Because their lifespan is so much shorter than our own, a life with dogs involves repeated lessons in mortality. But there are lessons in love and tender care as well. With them, we have to learn to live in the moment "because a dog doesn’t spill regret throughout the house, doesn’t lurk in a life of guilt and second-guessing." Victoria reflects on the lives of five dogs and how their need for the outdoors helped to create opportunities to repeatedly seize the day. A book for anyone who has ever loved a dog or needs a gift of uplift while grieving the loss of their companion pup.
Victoria is able to share the realities of the love and loss of our most precious furbabies in an honest way that we can all relate to. Her sharing of her experiences, her devotion, and resilience, are heartfelt and heartbreaking. Also relating to her personal family struggles and loss make this a story that brings home what love really is all about.
—Randi Lui, former Search and Rescue K9 handler and Dog Unit Leader
In her chapbook memoir, The Mortality of Dogs and Humans, Victoria Waddle explores her (our) relationship with dogs, the joy and comfort of their companionship, and the lessons they can teach us about being better humans. By sharing her memories of Fletcher and Zainy, she shows everyone else what dog people already know: that dogs are individuals (with specific personalities, quirks, and anxieties, just like the rest of us) and how our relationship with them changes from one dog to the next. She shows how it is through their interaction with dogs that the truth of a person is revealed. This book is an examination of our responsibility to those we love, and the (sometimes impossible) difficulty of taking care of them, especially those who are beyond our communication. Waddle captures the pain of deciding when, exactly, a dog is suffering more than living and, in comparison, forces the reader to wonder why we allow our beloved elderly to suffer more than our beloved pets.
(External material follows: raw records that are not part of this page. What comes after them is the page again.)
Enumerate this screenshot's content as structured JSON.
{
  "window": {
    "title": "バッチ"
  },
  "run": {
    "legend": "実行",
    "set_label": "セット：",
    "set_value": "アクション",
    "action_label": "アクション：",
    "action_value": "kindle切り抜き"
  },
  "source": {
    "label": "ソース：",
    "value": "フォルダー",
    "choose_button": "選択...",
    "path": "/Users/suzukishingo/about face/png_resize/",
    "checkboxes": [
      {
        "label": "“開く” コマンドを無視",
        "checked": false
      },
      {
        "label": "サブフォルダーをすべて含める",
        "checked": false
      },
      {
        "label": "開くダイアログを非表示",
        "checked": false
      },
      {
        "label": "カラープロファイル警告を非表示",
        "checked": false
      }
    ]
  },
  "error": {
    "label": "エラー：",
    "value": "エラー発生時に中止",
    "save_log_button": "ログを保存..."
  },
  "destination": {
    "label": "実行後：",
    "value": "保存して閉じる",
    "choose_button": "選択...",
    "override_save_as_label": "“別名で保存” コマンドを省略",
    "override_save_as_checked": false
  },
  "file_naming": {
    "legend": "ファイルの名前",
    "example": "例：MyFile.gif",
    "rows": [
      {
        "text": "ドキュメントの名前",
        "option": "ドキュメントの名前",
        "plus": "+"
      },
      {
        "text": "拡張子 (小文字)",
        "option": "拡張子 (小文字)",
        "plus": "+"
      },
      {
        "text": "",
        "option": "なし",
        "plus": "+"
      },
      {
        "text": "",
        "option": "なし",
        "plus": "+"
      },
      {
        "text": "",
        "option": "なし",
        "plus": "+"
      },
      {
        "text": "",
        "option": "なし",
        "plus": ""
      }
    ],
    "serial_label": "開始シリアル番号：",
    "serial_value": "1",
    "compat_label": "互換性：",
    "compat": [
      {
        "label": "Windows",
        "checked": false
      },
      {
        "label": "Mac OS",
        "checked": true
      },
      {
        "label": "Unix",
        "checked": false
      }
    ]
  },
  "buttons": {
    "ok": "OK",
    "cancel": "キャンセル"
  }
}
Dog people, as they read this book, will instantly get it. Cat people will get it. Non pet owners, those poor lost souls, will get it (and they might even be converted).
—Tim Hatch, poet and author of Wild Embrace